(What you are asked to do)
All of the data is to be copied word for word.

Data records for software interfaces
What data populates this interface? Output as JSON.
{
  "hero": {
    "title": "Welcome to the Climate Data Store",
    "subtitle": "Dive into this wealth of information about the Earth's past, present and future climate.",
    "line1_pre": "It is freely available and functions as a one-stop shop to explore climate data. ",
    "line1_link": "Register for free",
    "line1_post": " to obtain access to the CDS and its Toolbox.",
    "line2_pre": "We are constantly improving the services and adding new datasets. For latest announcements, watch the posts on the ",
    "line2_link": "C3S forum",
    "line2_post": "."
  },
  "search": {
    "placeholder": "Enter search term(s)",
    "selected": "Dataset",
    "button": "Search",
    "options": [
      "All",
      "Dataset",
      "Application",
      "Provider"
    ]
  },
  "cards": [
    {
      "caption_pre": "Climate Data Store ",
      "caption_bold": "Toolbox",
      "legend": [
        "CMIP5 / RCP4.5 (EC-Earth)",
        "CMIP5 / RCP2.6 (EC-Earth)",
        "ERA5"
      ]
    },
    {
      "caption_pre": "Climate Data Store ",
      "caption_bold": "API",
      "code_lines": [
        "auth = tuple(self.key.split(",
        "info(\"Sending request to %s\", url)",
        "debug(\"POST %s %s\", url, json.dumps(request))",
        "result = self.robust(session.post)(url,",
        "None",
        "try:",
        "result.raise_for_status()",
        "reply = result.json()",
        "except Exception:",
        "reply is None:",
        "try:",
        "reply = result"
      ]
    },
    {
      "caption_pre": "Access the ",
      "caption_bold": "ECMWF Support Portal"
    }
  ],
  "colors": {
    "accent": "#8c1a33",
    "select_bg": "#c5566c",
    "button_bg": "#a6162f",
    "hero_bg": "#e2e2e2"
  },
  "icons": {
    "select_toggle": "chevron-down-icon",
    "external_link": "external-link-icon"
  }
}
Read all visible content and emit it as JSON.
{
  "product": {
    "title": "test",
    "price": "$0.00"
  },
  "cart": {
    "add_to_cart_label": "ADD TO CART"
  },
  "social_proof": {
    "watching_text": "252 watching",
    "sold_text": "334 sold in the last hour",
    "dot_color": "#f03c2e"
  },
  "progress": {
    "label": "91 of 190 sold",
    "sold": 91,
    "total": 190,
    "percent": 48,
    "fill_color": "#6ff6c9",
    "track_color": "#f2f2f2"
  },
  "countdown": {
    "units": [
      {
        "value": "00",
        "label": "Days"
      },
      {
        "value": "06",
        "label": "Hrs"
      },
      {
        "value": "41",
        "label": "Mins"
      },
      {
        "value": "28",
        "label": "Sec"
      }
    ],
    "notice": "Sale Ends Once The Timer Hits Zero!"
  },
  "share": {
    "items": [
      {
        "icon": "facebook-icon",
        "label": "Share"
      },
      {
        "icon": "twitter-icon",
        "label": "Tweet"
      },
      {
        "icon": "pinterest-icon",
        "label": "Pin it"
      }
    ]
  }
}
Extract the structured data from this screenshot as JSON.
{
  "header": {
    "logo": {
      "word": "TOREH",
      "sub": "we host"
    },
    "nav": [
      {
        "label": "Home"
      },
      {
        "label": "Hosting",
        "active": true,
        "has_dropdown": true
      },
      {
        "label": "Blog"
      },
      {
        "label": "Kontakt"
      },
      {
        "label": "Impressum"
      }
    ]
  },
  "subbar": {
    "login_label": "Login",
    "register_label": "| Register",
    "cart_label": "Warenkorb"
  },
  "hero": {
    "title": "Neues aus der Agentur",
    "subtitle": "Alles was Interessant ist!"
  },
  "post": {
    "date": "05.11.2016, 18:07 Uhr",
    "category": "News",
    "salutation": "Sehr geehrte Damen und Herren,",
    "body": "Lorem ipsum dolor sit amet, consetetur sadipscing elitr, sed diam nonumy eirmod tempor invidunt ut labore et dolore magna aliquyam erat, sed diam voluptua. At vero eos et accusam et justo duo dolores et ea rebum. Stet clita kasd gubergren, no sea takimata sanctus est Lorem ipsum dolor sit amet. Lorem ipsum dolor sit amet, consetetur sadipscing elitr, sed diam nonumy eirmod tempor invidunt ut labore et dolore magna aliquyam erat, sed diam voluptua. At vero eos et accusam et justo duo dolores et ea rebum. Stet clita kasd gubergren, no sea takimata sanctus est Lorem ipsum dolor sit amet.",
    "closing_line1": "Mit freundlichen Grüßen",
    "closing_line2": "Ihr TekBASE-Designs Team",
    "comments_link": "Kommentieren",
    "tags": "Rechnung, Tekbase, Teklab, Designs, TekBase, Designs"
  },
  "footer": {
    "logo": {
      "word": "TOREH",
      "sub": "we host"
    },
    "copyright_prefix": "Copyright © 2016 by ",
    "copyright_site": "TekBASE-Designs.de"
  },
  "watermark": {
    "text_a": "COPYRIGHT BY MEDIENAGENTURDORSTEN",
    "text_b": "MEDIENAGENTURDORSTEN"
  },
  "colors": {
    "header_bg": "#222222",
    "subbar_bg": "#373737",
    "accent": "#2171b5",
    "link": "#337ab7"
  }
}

(Result of the exercise)
What data populates this interface? Output as JSON.
{
  "hero": {
    "title": "Welcome to the Climate Data Store",
    "subtitle": "Dive into this wealth of information about the Earth's past, present and future climate.",
    "line1_pre": "It is freely available and functions as a one-stop shop to explore climate data. ",
    "line1_link": "Register for free",
    "line1_post": " to obtain access to the CDS and its Toolbox.",
    "line2_pre": "We are constantly improving the services and adding new datasets. For latest announcements, watch the posts on the ",
    "line2_link": "C3S forum",
    "line2_post": "."
  },
  "search": {
    "placeholder": "Enter search term(s)",
    "selected": "Dataset",
    "button": "Search",
    "options": [
      "All",
      "Dataset",
      "Application",
      "Provider"
    ]
  },
  "cards": [
    {
      "caption_pre": "Climate Data Store ",
      "caption_bold": "Toolbox",
      "legend": [
        "CMIP5 / RCP4.5 (EC-Earth)",
        "CMIP5 / RCP2.6 (EC-Earth)",
        "ERA5"
      ]
    },
    {
      "caption_pre": "Climate Data Store ",
      "caption_bold": "API",
      "code_lines": [
        "auth = tuple(self.key.split(",
        "info(\"Sending request to %s\", url)",
        "debug(\"POST %s %s\", url, json.dumps(request))",
        "result = self.robust(session.post)(url,",
        "None",
        "try:",
        "result.raise_for_status()",
        "reply = result.json()",
        "except Exception:",
        "reply is None:",
        "try:",
        "reply = result"
      ]
    },
    {
      "caption_pre": "Access the ",
      "caption_bold": "ECMWF Support Portal"
    }
  ],
  "colors": {
    "accent": "#8c1a33",
    "select_bg": "#c5566c",
    "button_bg": "#a6162f",
    "hero_bg": "#e2e2e2"
  },
  "icons": {
    "select_toggle": "chevron-down-icon",
    "external_link": "external-link-icon"
  }
}
Read all visible content and emit it as JSON.
{
  "product": {
    "title": "test",
    "price": "$0.00"
  },
  "cart": {
    "add_to_cart_label": "ADD TO CART"
  },
  "social_proof": {
    "watching_text": "252 watching",
    "sold_text": "334 sold in the last hour",
    "dot_color": "#f03c2e"
  },
  "progress": {
    "label": "91 of 190 sold",
    "sold": 91,
    "total": 190,
    "percent": 48,
    "fill_color": "#6ff6c9",
    "track_color": "#f2f2f2"
  },
  "countdown": {
    "units": [
      {
        "value": "00",
        "label": "Days"
      },
      {
        "value": "06",
        "label": "Hrs"
      },
      {
        "value": "41",
        "label": "Mins"
      },
      {
        "value": "28",
        "label": "Sec"
      }
    ],
    "notice": "Sale Ends Once The Timer Hits Zero!"
  },
  "share": {
    "items": [
      {
        "icon": "facebook-icon",
        "label": "Share"
      },
      {
        "icon": "twitter-icon",
        "label": "Tweet"
      },
      {
        "icon": "pinterest-icon",
        "label": "Pin it"
      }
    ]
  }
}
Extract the structured data from this screenshot as JSON.
{
  "header": {
    "logo": {
      "word": "TOREH",
      "sub": "we host"
    },
    "nav": [
      {
        "label": "Home"
      },
      {
        "label": "Hosting",
        "active": true,
        "has_dropdown": true
      },
      {
        "label": "Blog"
      },
      {
        "label": "Kontakt"
      },
      {
        "label": "Impressum"
      }
    ]
  },
  "subbar": {
    "login_label": "Login",
    "register_label": "| Register",
    "cart_label": "Warenkorb"
  },
  "hero": {
    "title": "Neues aus der Agentur",
    "subtitle": "Alles was Interessant ist!"
  },
  "post": {
    "date": "05.11.2016, 18:07 Uhr",
    "category": "News",
    "salutation": "Sehr geehrte Damen und Herren,",
    "body": "Lorem ipsum dolor sit amet, consetetur sadipscing elitr, sed diam nonumy eirmod tempor invidunt ut labore et dolore magna aliquyam erat, sed diam voluptua. At vero eos et accusam et justo duo dolores et ea rebum. Stet clita kasd gubergren, no sea takimata sanctus est Lorem ipsum dolor sit amet. Lorem ipsum dolor sit amet, consetetur sadipscing elitr, sed diam nonumy eirmod tempor invidunt ut labore et dolore magna aliquyam erat, sed diam voluptua. At vero eos et accusam et justo duo dolores et ea rebum. Stet clita kasd gubergren, no sea takimata sanctus est Lorem ipsum dolor sit amet.",
    "closing_line1": "Mit freundlichen Grüßen",
    "closing_line2": "Ihr TekBASE-Designs Team",
    "comments_link": "Kommentieren",
    "tags": "Rechnung, Tekbase, Teklab, Designs, TekBase, Designs"
  },
  "footer": {
    "logo": {
      "word": "TOREH",
      "sub": "we host"
    },
    "copyright_prefix": "Copyright © 2016 by ",
    "copyright_site": "TekBASE-Designs.de"
  },
  "watermark": {
    "text_a": "COPYRIGHT BY MEDIENAGENTURDORSTEN",
    "text_b": "MEDIENAGENTURDORSTEN"
  },
  "colors": {
    "header_bg": "#222222",
    "subbar_bg": "#373737",
    "accent": "#2171b5",
    "link": "#337ab7"
  }
}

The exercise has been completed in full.